A Die By the Blade blog posted a picture of a billboard in Buffalo that was eventually picked up by Yahoo's Sean Leahy and spread to a much larger audience. On it were the words "Buffalo Loves Vesey." The Vesey, of course, is in regards to Jimmy Vesey, the recent Harvard graduate whom the Sabres own the rights to until August 15 when he becomes an unrestricted free agent.
A lot has been said and written about the left winger with an NHL-ready frame and two strong developmental years for the Crimson that lead to 56 goals and 104 points in his last 70 games as a junior and senior. There's no question that he'd fit right into what Buffalo is doing and spot in the top-nine is legit at this point in time with the strong possibility that he'd have an opportunity as either Jack Eichel or Ryan O'Reilly's wingman in the top-six.

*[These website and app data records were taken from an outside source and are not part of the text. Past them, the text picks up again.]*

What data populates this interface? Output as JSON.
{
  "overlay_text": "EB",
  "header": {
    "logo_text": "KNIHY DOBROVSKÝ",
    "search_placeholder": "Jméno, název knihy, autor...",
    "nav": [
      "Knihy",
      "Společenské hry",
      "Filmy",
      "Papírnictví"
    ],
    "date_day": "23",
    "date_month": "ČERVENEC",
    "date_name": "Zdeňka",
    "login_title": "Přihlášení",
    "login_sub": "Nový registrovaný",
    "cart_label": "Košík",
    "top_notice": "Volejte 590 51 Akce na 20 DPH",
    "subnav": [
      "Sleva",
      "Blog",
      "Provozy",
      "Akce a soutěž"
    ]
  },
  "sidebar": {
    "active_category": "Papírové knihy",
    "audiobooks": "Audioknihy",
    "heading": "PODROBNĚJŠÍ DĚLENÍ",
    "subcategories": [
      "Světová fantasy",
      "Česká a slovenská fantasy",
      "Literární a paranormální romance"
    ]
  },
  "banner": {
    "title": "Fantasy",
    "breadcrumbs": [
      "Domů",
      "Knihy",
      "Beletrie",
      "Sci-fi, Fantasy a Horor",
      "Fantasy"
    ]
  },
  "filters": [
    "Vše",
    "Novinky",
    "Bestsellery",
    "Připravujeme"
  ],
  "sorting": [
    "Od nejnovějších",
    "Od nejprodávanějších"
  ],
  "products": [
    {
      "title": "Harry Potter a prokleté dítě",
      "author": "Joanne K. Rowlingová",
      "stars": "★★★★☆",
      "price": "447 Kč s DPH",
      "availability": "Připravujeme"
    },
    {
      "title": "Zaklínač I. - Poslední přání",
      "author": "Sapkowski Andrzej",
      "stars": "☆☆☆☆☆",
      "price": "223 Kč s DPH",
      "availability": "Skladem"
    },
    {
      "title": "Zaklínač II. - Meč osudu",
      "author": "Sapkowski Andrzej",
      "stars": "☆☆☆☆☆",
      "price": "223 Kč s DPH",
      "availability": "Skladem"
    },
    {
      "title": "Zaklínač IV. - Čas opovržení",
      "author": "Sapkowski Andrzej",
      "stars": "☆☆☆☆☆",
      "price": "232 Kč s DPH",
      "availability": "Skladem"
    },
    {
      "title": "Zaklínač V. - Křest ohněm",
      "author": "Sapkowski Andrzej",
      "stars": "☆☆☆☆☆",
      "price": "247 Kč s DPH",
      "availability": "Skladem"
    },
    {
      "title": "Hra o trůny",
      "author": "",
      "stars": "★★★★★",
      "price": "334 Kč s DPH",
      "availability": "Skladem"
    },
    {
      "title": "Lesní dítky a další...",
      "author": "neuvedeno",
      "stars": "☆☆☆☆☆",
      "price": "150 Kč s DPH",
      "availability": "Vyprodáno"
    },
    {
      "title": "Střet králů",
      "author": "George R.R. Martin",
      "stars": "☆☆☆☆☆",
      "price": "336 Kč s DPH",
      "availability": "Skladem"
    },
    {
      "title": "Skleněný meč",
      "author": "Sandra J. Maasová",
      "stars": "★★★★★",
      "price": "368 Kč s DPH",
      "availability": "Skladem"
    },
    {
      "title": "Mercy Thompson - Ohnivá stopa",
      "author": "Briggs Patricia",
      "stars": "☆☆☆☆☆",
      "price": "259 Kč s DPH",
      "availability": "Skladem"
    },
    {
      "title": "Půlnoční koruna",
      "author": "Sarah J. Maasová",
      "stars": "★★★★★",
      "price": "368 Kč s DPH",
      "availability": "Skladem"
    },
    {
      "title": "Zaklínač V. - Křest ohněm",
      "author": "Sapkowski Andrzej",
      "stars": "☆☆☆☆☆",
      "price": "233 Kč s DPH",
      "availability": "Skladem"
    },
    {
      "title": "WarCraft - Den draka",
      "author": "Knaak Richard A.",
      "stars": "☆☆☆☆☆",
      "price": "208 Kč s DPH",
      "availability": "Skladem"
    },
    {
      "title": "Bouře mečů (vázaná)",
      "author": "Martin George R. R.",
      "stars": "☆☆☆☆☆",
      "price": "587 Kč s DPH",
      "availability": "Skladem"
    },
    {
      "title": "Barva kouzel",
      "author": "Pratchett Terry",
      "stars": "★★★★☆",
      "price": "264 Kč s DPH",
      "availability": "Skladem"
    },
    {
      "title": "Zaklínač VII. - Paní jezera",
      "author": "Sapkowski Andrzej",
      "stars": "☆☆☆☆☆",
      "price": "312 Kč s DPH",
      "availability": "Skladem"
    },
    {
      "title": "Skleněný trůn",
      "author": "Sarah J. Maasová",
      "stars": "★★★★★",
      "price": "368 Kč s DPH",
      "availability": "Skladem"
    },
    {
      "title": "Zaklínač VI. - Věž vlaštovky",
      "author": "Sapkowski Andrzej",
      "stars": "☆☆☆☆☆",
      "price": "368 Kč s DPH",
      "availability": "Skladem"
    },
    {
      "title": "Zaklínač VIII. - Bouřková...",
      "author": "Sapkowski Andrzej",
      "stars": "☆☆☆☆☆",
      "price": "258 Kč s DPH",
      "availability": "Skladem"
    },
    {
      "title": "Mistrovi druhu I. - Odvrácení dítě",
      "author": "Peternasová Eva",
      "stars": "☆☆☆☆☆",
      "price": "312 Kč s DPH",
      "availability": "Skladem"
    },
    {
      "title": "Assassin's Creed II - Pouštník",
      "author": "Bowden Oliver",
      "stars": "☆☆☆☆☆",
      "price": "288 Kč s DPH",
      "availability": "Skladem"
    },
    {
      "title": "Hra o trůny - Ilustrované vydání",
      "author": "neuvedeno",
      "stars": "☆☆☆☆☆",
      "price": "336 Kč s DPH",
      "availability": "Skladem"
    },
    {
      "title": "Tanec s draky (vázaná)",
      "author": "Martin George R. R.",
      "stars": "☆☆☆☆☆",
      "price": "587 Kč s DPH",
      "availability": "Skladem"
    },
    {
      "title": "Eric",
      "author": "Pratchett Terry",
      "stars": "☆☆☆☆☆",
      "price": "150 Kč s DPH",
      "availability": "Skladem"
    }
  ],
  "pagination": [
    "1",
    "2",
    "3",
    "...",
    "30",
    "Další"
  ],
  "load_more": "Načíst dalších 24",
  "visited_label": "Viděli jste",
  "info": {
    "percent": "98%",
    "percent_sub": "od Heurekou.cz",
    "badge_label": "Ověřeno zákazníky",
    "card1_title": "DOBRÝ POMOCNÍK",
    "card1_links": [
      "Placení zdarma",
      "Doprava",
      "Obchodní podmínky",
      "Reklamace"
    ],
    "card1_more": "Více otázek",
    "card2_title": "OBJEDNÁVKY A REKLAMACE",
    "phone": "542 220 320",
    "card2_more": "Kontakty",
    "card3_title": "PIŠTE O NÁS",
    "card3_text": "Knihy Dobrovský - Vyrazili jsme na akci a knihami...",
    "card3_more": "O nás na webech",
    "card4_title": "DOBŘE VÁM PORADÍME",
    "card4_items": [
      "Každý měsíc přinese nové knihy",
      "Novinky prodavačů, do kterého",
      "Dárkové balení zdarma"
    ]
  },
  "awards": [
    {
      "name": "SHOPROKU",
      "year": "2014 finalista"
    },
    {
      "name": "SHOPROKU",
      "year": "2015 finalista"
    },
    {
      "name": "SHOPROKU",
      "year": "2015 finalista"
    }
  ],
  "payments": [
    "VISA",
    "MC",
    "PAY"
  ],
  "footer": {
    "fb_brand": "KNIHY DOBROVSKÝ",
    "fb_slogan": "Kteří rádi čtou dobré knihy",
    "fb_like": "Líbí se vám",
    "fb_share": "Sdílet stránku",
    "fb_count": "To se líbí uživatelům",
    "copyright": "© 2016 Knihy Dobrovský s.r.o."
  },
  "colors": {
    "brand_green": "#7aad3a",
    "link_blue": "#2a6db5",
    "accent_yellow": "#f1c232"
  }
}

The Sabres just met with Vesey in Boston last week as Sabres GM Tim Murray, head coach Dan Bylsma and assistant director of scouting Jerry Forton, who helped recruit Vesey when he was an assistant coach at Harvard, all headed to Beantown to make their pitch. The trio represented hockey and the organization and presumably had answers to the questions Vesey had concerning where he fit into the grand scheme of things.
That was important as Vesey is looking at the next two years, his entry-level contract years, as a springboard to a longer, and presumably a more lucrative, NHL contract coming out on the other side. One of Vesey's agents, Peter Fish told the Buffalo News that "the meeting went very well" while also telling WGR550 that Vesey felt "very comfortable" with Murray and Bylsma. "However," continued Fish, "until we sit down with Jimmy and fully digest everything we heard [Thursday], I can’t really comment on how it might affect Aug. 15th.”
The Sabres did well in their sales pitch. Murray, whose known to keep it brief and to the point, said of the meeting to The News, “We went down there, we talked to him about the city and the organization, then we came home.”
That would be the proper amount of pitch without any overwhelming pressure being put on a young man staring down the first big decision of his professional career. What's not proper is the over-the-top "Buffalo Loves Vesey" billboard from Northtown Automotive. Although it attracts attention, in the end, smothering affection like that hurts the process.
As an example, take the Toronto Maple Leafs pitch for then unrestricted free agent Steven Stamkos, a Toronto-area native.
Rare is the time when a free agent of his caliber hits the open market and there was no small amount of interest from a number of teams including the Buffalo Sabres who talked with the Stamkos camp during the open period on draft weekend. The Montreal Canadians were also said to have talked to them and Stamkos also had meetings with Toronto and then Detroit lined up.
But Steve Simmons of the Toronto Sun wrote today that the heavy hand of the Leafs soured Stamkos not only on Toronto, but on the process as well. Simmons cites "numerous NHL people who attempted to woo Stamkos" as the basis for his piece.
"The availability of [Stamkos] all but ended after a Monday night meeting in Toronto that included Maple Leafs ownership, front office executives, Toronto Mayor John Tory, Canadian Tire CEO Michael Medline and others from the corporate community," wrote Simmons. "It was apparently an impressive sell with all kind of bells and whistles — just not impressive to Stamkos."
Even though the 26 yr. old Stamkos is an eight-year NHL veteran, facing that kind of crush from Toronto had to be startling. I'm not sure any player could come out of meeting like that expecting to perform even to the lowest of his own expectations were he to sign with any team much less his hometown team. According to Simmons, "He left the meeting with the Leafs, and apparently turned to his advisors and said: 'No more meetings.'"
The gist of this, other than the utter absurdity at the Center of the Hockey Universe for deploying an army like this to woo Stamkos, is that players want to play hockey where they feel comfortable and the best pitch is simply to lay out what there is to offer and let the chips fall where they may. No amount of bells and whistles and/or socio-political dignitaries and/or money-figures and/or billboards will change a player's perception of what's inside the hockey department and how he'll reach his potential as a hockey player.
The Northtown Auto Group, the Mayor of Toronto and others outside the hockey community needed to back off and let hockey people do their jobs. Although Vesey is no Stamkos, they are both humans and will go somewhere else if the pressure's too much. That's what free agency, or in these two cases, impending free agency, allows a player, the choice of where he wants to play.
Why suffocate them?